Neetzan Zimmerman has an impressive intuition, so I don’t quite understand how the former Gawker editor ended up on the Daily Show last week, serving as the tone-deaf evangelist of viral content farms.
He stepped right into the role, with a series of tips for student journalists that would shock even the most jaded news consumer.
- “It’s not important if a story is real. The only thing that really matters is whether people click on it.”
- “Always lead with sex if you can.”
- “If a person is not sharing a news story, it is at its core not news.”

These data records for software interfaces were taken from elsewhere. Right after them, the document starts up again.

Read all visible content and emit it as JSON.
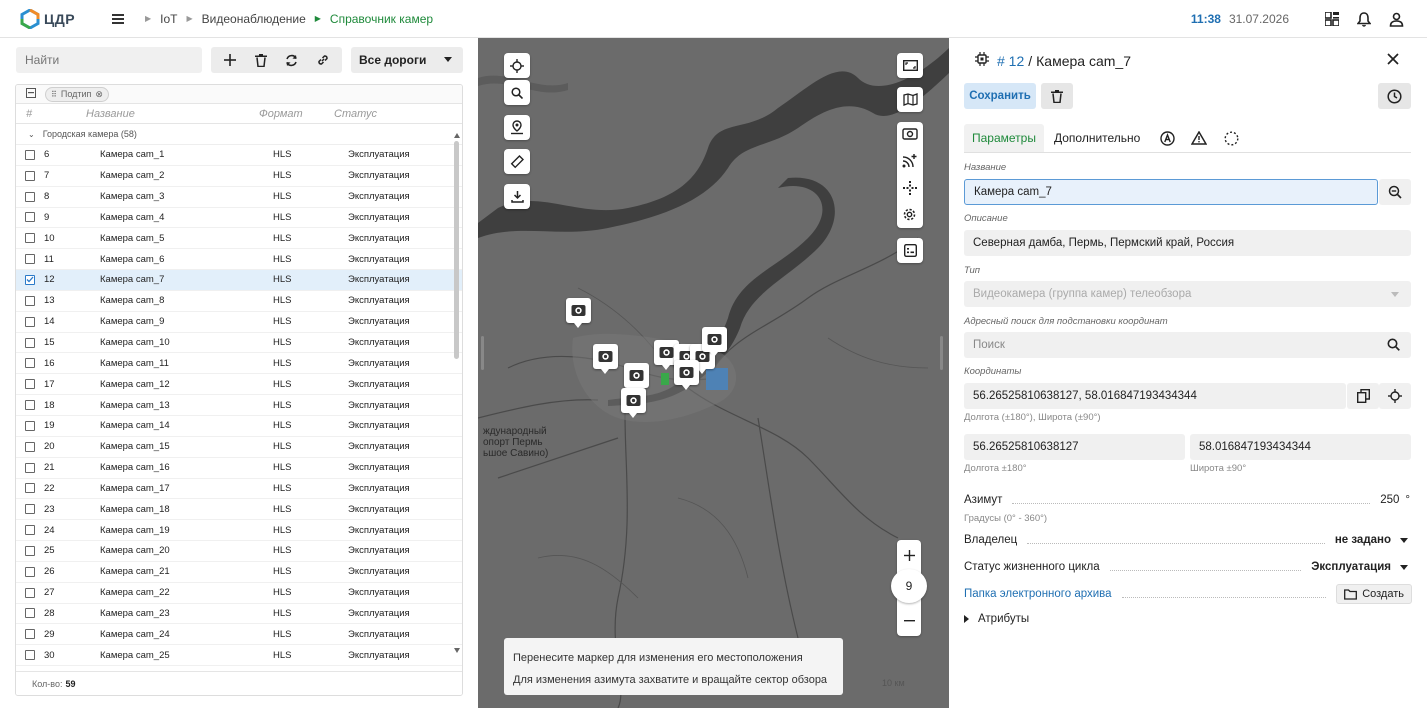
{
  "app": {
    "logo_text": "ЦДР",
    "breadcrumbs": [
      "IoT",
      "Видеонаблюдение",
      "Справочник камер"
    ],
    "time": "11:38",
    "date": "31.07.2026",
    "icons": [
      "menu-icon",
      "grid-icon",
      "bell-icon",
      "user-icon"
    ]
  },
  "left": {
    "search_placeholder": "Найти",
    "road_select": "Все дороги",
    "filter_chip": "Подтип",
    "columns": [
      "#",
      "Название",
      "Формат",
      "Статус"
    ],
    "group_label": "Городская камера (58)",
    "rows": [
      {
        "id": "6",
        "name": "Камера cam_1",
        "format": "HLS",
        "status": "Эксплуатация",
        "checked": false
      },
      {
        "id": "7",
        "name": "Камера cam_2",
        "format": "HLS",
        "status": "Эксплуатация",
        "checked": false
      },
      {
        "id": "8",
        "name": "Камера cam_3",
        "format": "HLS",
        "status": "Эксплуатация",
        "checked": false
      },
      {
        "id": "9",
        "name": "Камера cam_4",
        "format": "HLS",
        "status": "Эксплуатация",
        "checked": false
      },
      {
        "id": "10",
        "name": "Камера cam_5",
        "format": "HLS",
        "status": "Эксплуатация",
        "checked": false
      },
      {
        "id": "11",
        "name": "Камера cam_6",
        "format": "HLS",
        "status": "Эксплуатация",
        "checked": false
      },
      {
        "id": "12",
        "name": "Камера cam_7",
        "format": "HLS",
        "status": "Эксплуатация",
        "checked": true
      },
      {
        "id": "13",
        "name": "Камера cam_8",
        "format": "HLS",
        "status": "Эксплуатация",
        "checked": false
      },
      {
        "id": "14",
        "name": "Камера cam_9",
        "format": "HLS",
        "status": "Эксплуатация",
        "checked": false
      },
      {
        "id": "15",
        "name": "Камера cam_10",
        "format": "HLS",
        "status": "Эксплуатация",
        "checked": false
      },
      {
        "id": "16",
        "name": "Камера cam_11",
        "format": "HLS",
        "status": "Эксплуатация",
        "checked": false
      },
      {
        "id": "17",
        "name": "Камера cam_12",
        "format": "HLS",
        "status": "Эксплуатация",
        "checked": false
      },
      {
        "id": "18",
        "name": "Камера cam_13",
        "format": "HLS",
        "status": "Эксплуатация",
        "checked": false
      },
      {
        "id": "19",
        "name": "Камера cam_14",
        "format": "HLS",
        "status": "Эксплуатация",
        "checked": false
      },
      {
        "id": "20",
        "name": "Камера cam_15",
        "format": "HLS",
        "status": "Эксплуатация",
        "checked": false
      },
      {
        "id": "21",
        "name": "Камера cam_16",
        "format": "HLS",
        "status": "Эксплуатация",
        "checked": false
      },
      {
        "id": "22",
        "name": "Камера cam_17",
        "format": "HLS",
        "status": "Эксплуатация",
        "checked": false
      },
      {
        "id": "23",
        "name": "Камера cam_18",
        "format": "HLS",
        "status": "Эксплуатация",
        "checked": false
      },
      {
        "id": "24",
        "name": "Камера cam_19",
        "format": "HLS",
        "status": "Эксплуатация",
        "checked": false
      },
      {
        "id": "25",
        "name": "Камера cam_20",
        "format": "HLS",
        "status": "Эксплуатация",
        "checked": false
      },
      {
        "id": "26",
        "name": "Камера cam_21",
        "format": "HLS",
        "status": "Эксплуатация",
        "checked": false
      },
      {
        "id": "27",
        "name": "Камера cam_22",
        "format": "HLS",
        "status": "Эксплуатация",
        "checked": false
      },
      {
        "id": "28",
        "name": "Камера cam_23",
        "format": "HLS",
        "status": "Эксплуатация",
        "checked": false
      },
      {
        "id": "29",
        "name": "Камера cam_24",
        "format": "HLS",
        "status": "Эксплуатация",
        "checked": false
      },
      {
        "id": "30",
        "name": "Камера cam_25",
        "format": "HLS",
        "status": "Эксплуатация",
        "checked": false
      }
    ],
    "count_label": "Кол-во:",
    "count_value": "59"
  },
  "map": {
    "zoom_level": "9",
    "place_label": "ждународный\nопорт Пермь\nьшое Савино)",
    "scale_label": "10 км",
    "tooltip_line1": "Перенесите маркер для изменения его местоположения",
    "tooltip_line2": "Для изменения азимута захватите и вращайте сектор обзора"
  },
  "right": {
    "id_label": "# 12",
    "title_sep": "/",
    "title": "Камера cam_7",
    "save_label": "Сохранить",
    "tabs": [
      "Параметры",
      "Дополнительно"
    ],
    "name_label": "Название",
    "name_value": "Камера cam_7",
    "desc_label": "Описание",
    "desc_value": "Северная дамба, Пермь, Пермский край, Россия",
    "type_label": "Тип",
    "type_value": "Видеокамера (группа камер) телеобзора",
    "addr_label": "Адресный поиск для подстановки координат",
    "addr_placeholder": "Поиск",
    "coords_label": "Координаты",
    "coords_value": "56.26525810638127, 58.016847193434344",
    "coords_hint": "Долгота (±180°), Широта (±90°)",
    "lon_value": "56.26525810638127",
    "lon_hint": "Долгота ±180°",
    "lat_value": "58.016847193434344",
    "lat_hint": "Широта ±90°",
    "azimuth_label": "Азимут",
    "azimuth_value": "250",
    "azimuth_unit": "°",
    "azimuth_hint": "Градусы (0° - 360°)",
    "owner_label": "Владелец",
    "owner_value": "не задано",
    "lifecycle_label": "Статус жизненного цикла",
    "lifecycle_value": "Эксплуатация",
    "archive_label": "Папка электронного архива",
    "create_label": "Создать",
    "attributes_label": "Атрибуты"
  },
  "colors": {
    "accent_green": "#1f8a3b",
    "accent_blue": "#1f6fb2",
    "map_bg": "#6f6f6f"
  }
}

Reporters, including myself, gleefully watched the segment, since it supports the sometimes-accurate narrative that journalists embrace: Hard-news outlets largely stick to serious, important work with a commitment to accuracy — but have been financially punished for maintaining that standard; aggregators like Gawker, Huffington Post and Newser leech from original reporting, appeal to the most primitive desires of readers and care only about baiting people to click — yet they have been rewarded with great riches for that strategy.
Journalists may hope that consumers will watch the Daily Show video and finally see the difference – or be shamed into changing their habits because they already know the difference.
Zimmerman’s appearance makes it unfortunately easy to dismiss him as a villain, since his comments in the interview make him sound like a journalist doing a caricature of Zimmerman.
But he’s also a brilliant writer with unmatched news judgment who has harnessed the power of the web in ways that newspapers can only dream. So it’s worth dwelling on at least one piece of wisdom that Zimmerman shares:
He spends 15 minutes writing a headline for a story that takes 5 minutes to complete.
Most journalists that I know, including myself, tend to write headlines last, almost as an afterthought. Often in 1 minute or less. Many outsource the headline writing to an editor or page designer. And news operations seem to treat headlines as a burden, enforcing character limits or altering headlines to fit into a pre-defined space.
Zimmerman has built a career by taking poorly presented news stories and turning them into viral masterpieces. And just comparing the headlines (see below) makes it clear why he’s been successful.
Of course, journalists know that they can present their content better – they just haven’t been sufficiently shamed into changing their habits yet.
- Zimmerman headline — Original headline
- Black Man Arrested Dozens of Times for ‘Trespassing’ While At Work — Miami-area police agency charged with racial profiling
- Crappy Teacher Tells Kindergartner Who Pooped Her Pants To Sit On It — Test turns to humiliation for kindergartner
- Man Dies After Jumping Into Icy River to Save His Cellphone — Man Dead, Woman Missing After Falling In Icy River
- Florida Mother Outraged After School Puts Son on Honor Roll — Pasco parent questions allowing students with C’s, D’s and F’s on honor roll
- Man Too Lazy to Walk Dog Dangles It Off Balcony Instead — Man Charged After Dangling Dog From Second Story Balcony
- Batman Goes Batshit in Times Square, Gets Comforted by Two Spider-Men — Video: Batman Has Meltdown In Times Square
- Dad Calls Cops on Son to Teach Him a Lesson, Cops Shoot Son Dead — Exclusive Interview: In ISU case, police action baffles family